Jessica Diggins, of the United States, held off four charging Norwegians to claim the top spot on the podium in the women’s race. Diggins won the sprint finish with a time of 23:08.5. Heidi Weng settled for second at 23:09.2, while Ragnhild Haga rounded out the women’s podium with a time of 23:09.5.
Cross Country Ski de Fond Canada will nominate 11 athletes to the Canadian Olympic Team on Monday. The team will remain in Seefeld, Austria to complete their final preparations for the 2018 Olympic Winter Games in PyeongChang.
CCC is the governing body of cross-country skiing in Canada, which is the nation’s optimal winter sport and recreational activity with more than one million Canadians participating annually. Its 60,000 members include athletes, coaches, officials and skiers of all ages and abilities, including those on Canada’s National Ski Teams and Para-Nordic Ski Teams. With the support of its valued corporate partners – Haywood Securities Inc., AltaGas, Mackenzie Investments, Swix and Lanctôt Sports– along with the Government of Canada, Canadian Olympic Committee, Canadian Paralympic Committee, Own the Podium and B2Ten, CCC develops Olympic, Paralympic and world champions.

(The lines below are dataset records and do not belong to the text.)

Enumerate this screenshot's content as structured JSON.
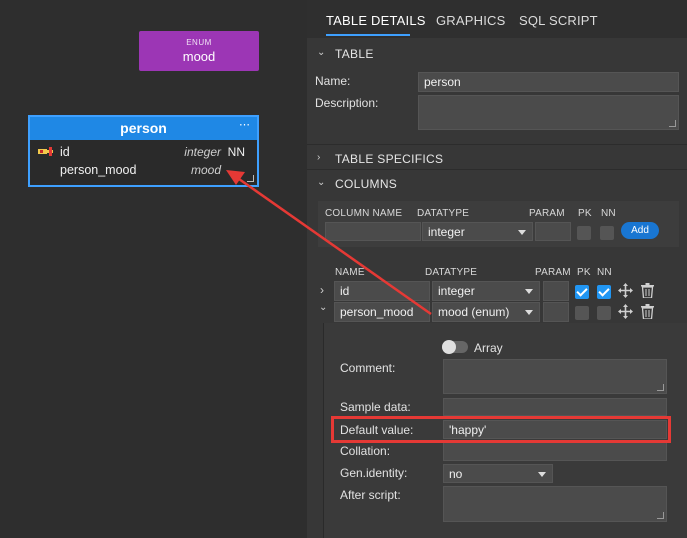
{
  "canvas": {
    "enum": {
      "kind": "ENUM",
      "name": "mood"
    },
    "entity": {
      "name": "person",
      "menu_glyph": "⋯",
      "columns": [
        {
          "name": "id",
          "type": "integer",
          "flag": "NN",
          "pk": true
        },
        {
          "name": "person_mood",
          "type": "mood",
          "flag": "",
          "pk": false
        }
      ]
    }
  },
  "tabs": [
    "TABLE DETAILS",
    "GRAPHICS",
    "SQL SCRIPT"
  ],
  "table_section": {
    "title": "TABLE",
    "name_label": "Name:",
    "name_value": "person",
    "description_label": "Description:",
    "description_value": ""
  },
  "specifics_section": {
    "title": "TABLE SPECIFICS"
  },
  "columns_section": {
    "title": "COLUMNS",
    "new_headers": {
      "name": "COLUMN NAME",
      "datatype": "DATATYPE",
      "param": "PARAM",
      "pk": "PK",
      "nn": "NN"
    },
    "new_datatype": "integer",
    "add_label": "Add",
    "list_headers": {
      "name": "NAME",
      "datatype": "DATATYPE",
      "param": "PARAM",
      "pk": "PK",
      "nn": "NN"
    },
    "rows": [
      {
        "name": "id",
        "datatype": "integer",
        "param": "",
        "pk": true,
        "nn": true
      },
      {
        "name": "person_mood",
        "datatype": "mood (enum)",
        "param": "",
        "pk": false,
        "nn": false
      }
    ]
  },
  "column_details": {
    "array_label": "Array",
    "comment_label": "Comment:",
    "sample_label": "Sample data:",
    "default_label": "Default value:",
    "default_value": "'happy'",
    "collation_label": "Collation:",
    "identity_label": "Gen.identity:",
    "identity_value": "no",
    "after_label": "After script:"
  },
  "colors": {
    "accent": "#1f88e5",
    "enum": "#9c36b5",
    "highlight": "#e53935"
  }
}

For more information on CCC, please visit us at www.cccski.com.
Complete Men’s Results: http://bit.ly/2DIiyxh
Complete Women’s Results: http://bit.ly/2nktlqK